Give back every record below word for word, with the pictures omitted.

[Data extracted from a collection]
------------------------------------------------------------

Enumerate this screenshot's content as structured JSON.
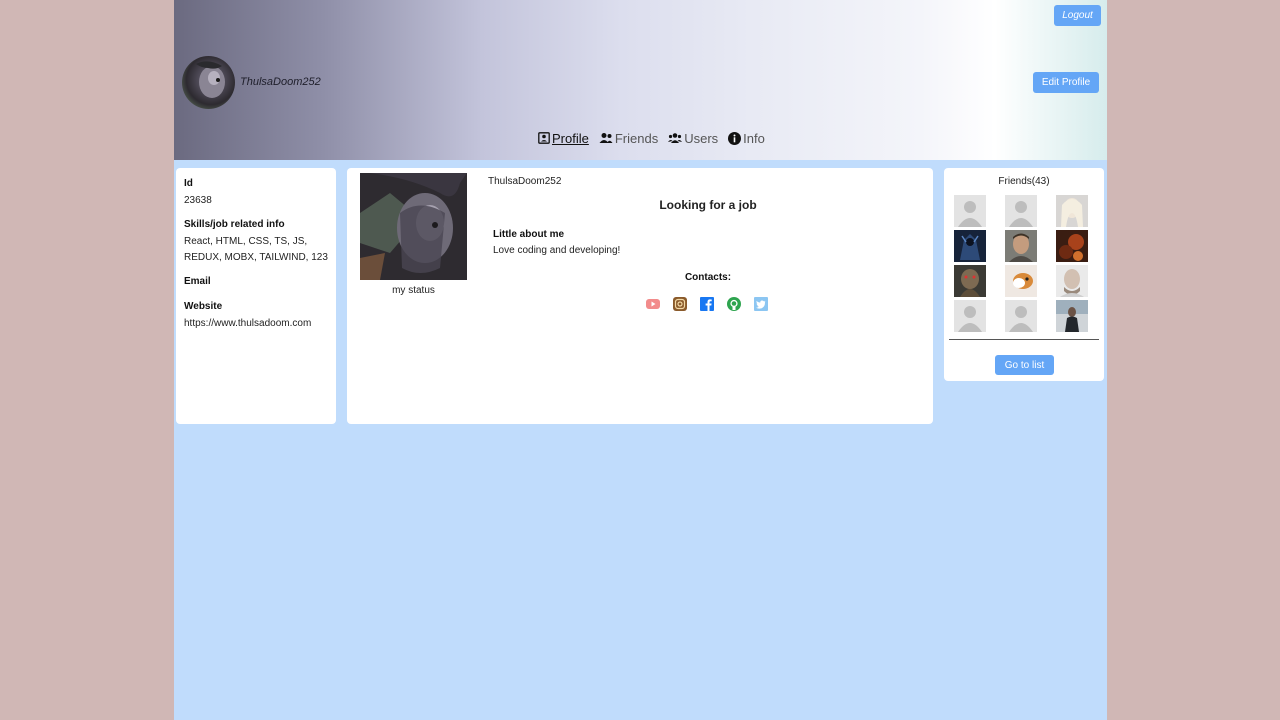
{
  "header": {
    "logout_label": "Logout",
    "edit_profile_label": "Edit Profile",
    "username": "ThulsaDoom252",
    "nav": [
      {
        "label": "Profile",
        "icon": "profile-card-icon",
        "active": true
      },
      {
        "label": "Friends",
        "icon": "friends-icon",
        "active": false
      },
      {
        "label": "Users",
        "icon": "users-icon",
        "active": false
      },
      {
        "label": "Info",
        "icon": "info-icon",
        "active": false
      }
    ]
  },
  "left_panel": {
    "id_label": "Id",
    "id_value": "23638",
    "skills_label": "Skills/job related info",
    "skills_value": "React, HTML, CSS, TS, JS, REDUX, MOBX, TAILWIND, 123",
    "email_label": "Email",
    "website_label": "Website",
    "website_value": "https://www.thulsadoom.com"
  },
  "center_panel": {
    "photo_caption": "my status",
    "username": "ThulsaDoom252",
    "job_status": "Looking for a job",
    "about_label": "Little about me",
    "about_text": "Love coding and developing!",
    "contacts_label": "Contacts:",
    "contacts": [
      {
        "name": "youtube-icon",
        "color": "#f28b8b"
      },
      {
        "name": "instagram-icon",
        "color": "#8a5a2b"
      },
      {
        "name": "facebook-icon",
        "color": "#1877f2"
      },
      {
        "name": "github-icon",
        "color": "#2ea44f"
      },
      {
        "name": "twitter-icon",
        "color": "#8cc6f2"
      }
    ]
  },
  "right_panel": {
    "friends_title": "Friends(43)",
    "go_to_list_label": "Go to list"
  },
  "colors": {
    "accent": "#64a6f6",
    "page_bg": "#c0dcfc",
    "outer_bg": "#d0b7b5"
  }
}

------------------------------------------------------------

= Completed task =
Enumerate this screenshot's content as structured JSON.
{
  "header": {
    "logout_label": "Logout",
    "edit_profile_label": "Edit Profile",
    "username": "ThulsaDoom252",
    "nav": [
      {
        "label": "Profile",
        "icon": "profile-card-icon",
        "active": true
      },
      {
        "label": "Friends",
        "icon": "friends-icon",
        "active": false
      },
      {
        "label": "Users",
        "icon": "users-icon",
        "active": false
      },
      {
        "label": "Info",
        "icon": "info-icon",
        "active": false
      }
    ]
  },
  "left_panel": {
    "id_label": "Id",
    "id_value": "23638",
    "skills_label": "Skills/job related info",
    "skills_value": "React, HTML, CSS, TS, JS, REDUX, MOBX, TAILWIND, 123",
    "email_label": "Email",
    "website_label": "Website",
    "website_value": "https://www.thulsadoom.com"
  },
  "center_panel": {
    "photo_caption": "my status",
    "username": "ThulsaDoom252",
    "job_status": "Looking for a job",
    "about_label": "Little about me",
    "about_text": "Love coding and developing!",
    "contacts_label": "Contacts:",
    "contacts": [
      {
        "name": "youtube-icon",
        "color": "#f28b8b"
      },
      {
        "name": "instagram-icon",
        "color": "#8a5a2b"
      },
      {
        "name": "facebook-icon",
        "color": "#1877f2"
      },
      {
        "name": "github-icon",
        "color": "#2ea44f"
      },
      {
        "name": "twitter-icon",
        "color": "#8cc6f2"
      }
    ]
  },
  "right_panel": {
    "friends_title": "Friends(43)",
    "go_to_list_label": "Go to list"
  },
  "colors": {
    "accent": "#64a6f6",
    "page_bg": "#c0dcfc",
    "outer_bg": "#d0b7b5"
  }
}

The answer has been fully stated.